Part I of this article appeared in the June 2012 issue.
POPULAR ELEMENTS IN ORGAN MUSIC
The chorale took a central place in the church of Luther's Reformation, being elevated to liturgical status. On the one hand, it provided "the congregation, united through the act of singing, [with an opportunity to] participate [in the service] by responding to the spoken word of the pastor, proclaiming the Gospel and expressing the joy of faith and the praise of God."1 On the other hand, the chorale also played a pedagogical role as part of a new popular culture, intended "to give the young [ . . . ] something to wean them away from love-ballads and carnal verses, and to teach them something of value in their place."2 The origins of the chorale were multiple, ranging from translations of Latin Gregorian chants and original compositions to the Contrafaktur ("counterfeiting") of songs with secular origins.
The earliest known settings of chorales for the organ (in tablature) date from the end of the 16th century.3 Michael Praetorius led the Choralbearbeitung to a first climax, before the North German school (Samuel Scheldt, Heinrich Scheidemann) opened new ways to this form, culminating in the art of Dieterich Buxtehude and J.S. Bach. The shorter compositions could be used at various places, either in the liturgy at church or in private devotion at home, whereas "longer chorale-settings [ . . . ] could serve at Communion or other moments of prayer or meditation"4 but also "as models for independent choralepreludes, or as exercises in different genres."5 With the exception of the last possibility (of rather intellectual nature),6 the use of these Choralbearbeitungen was primarily sacred.
In the 19th century, the chorale started to appear in compositions that were not intended for a liturgical (or even a sacred) usage, like the two chorales in Robert Schumann's Album für die fugend or Ein' feste Burg ist unser Gott in Felix Mendelssohn-Bartholdy's Reformation Symphony. Organ music, too, followed this development.
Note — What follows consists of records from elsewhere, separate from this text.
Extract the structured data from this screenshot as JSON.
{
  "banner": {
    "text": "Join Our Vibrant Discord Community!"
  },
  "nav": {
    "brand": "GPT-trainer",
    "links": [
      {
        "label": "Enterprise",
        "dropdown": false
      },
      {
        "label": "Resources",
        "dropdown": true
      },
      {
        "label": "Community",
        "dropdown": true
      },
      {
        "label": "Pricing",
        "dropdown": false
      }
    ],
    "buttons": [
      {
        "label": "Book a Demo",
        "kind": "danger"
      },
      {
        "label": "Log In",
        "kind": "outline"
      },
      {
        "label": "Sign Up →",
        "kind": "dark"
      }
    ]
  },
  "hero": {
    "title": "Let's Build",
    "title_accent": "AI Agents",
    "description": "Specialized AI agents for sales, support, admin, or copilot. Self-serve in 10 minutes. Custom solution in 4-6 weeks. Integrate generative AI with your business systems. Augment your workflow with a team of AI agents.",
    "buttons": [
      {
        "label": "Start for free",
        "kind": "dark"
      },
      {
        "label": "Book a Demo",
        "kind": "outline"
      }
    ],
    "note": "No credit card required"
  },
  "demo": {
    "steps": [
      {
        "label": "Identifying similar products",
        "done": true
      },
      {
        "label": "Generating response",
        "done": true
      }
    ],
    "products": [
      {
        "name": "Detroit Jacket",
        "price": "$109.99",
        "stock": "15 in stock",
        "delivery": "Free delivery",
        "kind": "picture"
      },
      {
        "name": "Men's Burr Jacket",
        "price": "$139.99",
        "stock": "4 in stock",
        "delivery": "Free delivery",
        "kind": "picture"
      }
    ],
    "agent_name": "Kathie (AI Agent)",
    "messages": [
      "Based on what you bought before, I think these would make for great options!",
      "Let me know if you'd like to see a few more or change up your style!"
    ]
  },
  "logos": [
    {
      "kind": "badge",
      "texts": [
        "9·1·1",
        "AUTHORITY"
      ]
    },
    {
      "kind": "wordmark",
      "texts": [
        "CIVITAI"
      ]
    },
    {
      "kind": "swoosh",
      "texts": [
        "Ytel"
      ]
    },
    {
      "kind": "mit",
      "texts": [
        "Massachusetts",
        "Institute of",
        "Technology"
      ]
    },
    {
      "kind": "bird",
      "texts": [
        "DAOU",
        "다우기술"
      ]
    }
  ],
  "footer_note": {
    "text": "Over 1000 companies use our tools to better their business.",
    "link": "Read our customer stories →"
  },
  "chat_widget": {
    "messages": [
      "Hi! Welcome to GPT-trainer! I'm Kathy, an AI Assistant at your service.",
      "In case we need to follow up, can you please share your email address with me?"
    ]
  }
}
Three of Felix Mendelssohn-Bartholdy's (1809-47) Six Sonatas, Op. 65, for organ from 1844/457 are based on a chorale: "Sonata No. 1 begins with a church-style setting of Was mein Gott will with an introduction, interludes, and conclusion";8 in the B section, Sonata No. 3 (in ABA' form) uses Aus tiefer Not schrei ich zu dir as cantus in long values in the pedal, whereas the other voices develop a double fugue on the manuals; Sonata No. 6 opens with a homophonic setting of Vater unser im Himmelreich, followed by four variations, and the theme of the second movement, a fugue, is derived from the same chorale.9 Single movements of the sonatas could be played during the service (e.g., during Communion or as a postlude), but the length of an entire Sonata extended the limits of a typical sacred setting.
Another example is Franz Liszt's (1811-86) Variations on Bach's Weinen, Klagen, Sorgen, Zagen and Crucifixusfrom the Mass in B Minor, finished in 1863; the conclusion of the piece, after 31 variations, is the chorale Was Gott tut, das ist wohlgetan. The chorale is not the only element associated with the sacred in this composition, as the thematic material is derived from Bach's Cantata 12 and his Mass in B Minor. Measures 16-31 are even "a paraphrase and reduction of Cantata 12's first chorus."10 Still, it is important to notice that the work exists in two different versions, for organ and for piano;11 this, together with its duration (between 15 and 20 minutes depending on the interpretation), excludes a purely sacred purpose for this work.
Why did both Mendelssohn and Liszt insert chorales in their apparently secular compositions? I think there are three main reasons: first, personal circumstances; second, connection to the past, building of the German Kulturnation; third, the rise of Kunstreligion in 19thcentury Germany.
1. Personal circumstances
Liszt's son Daniel died on December 13, 1859. …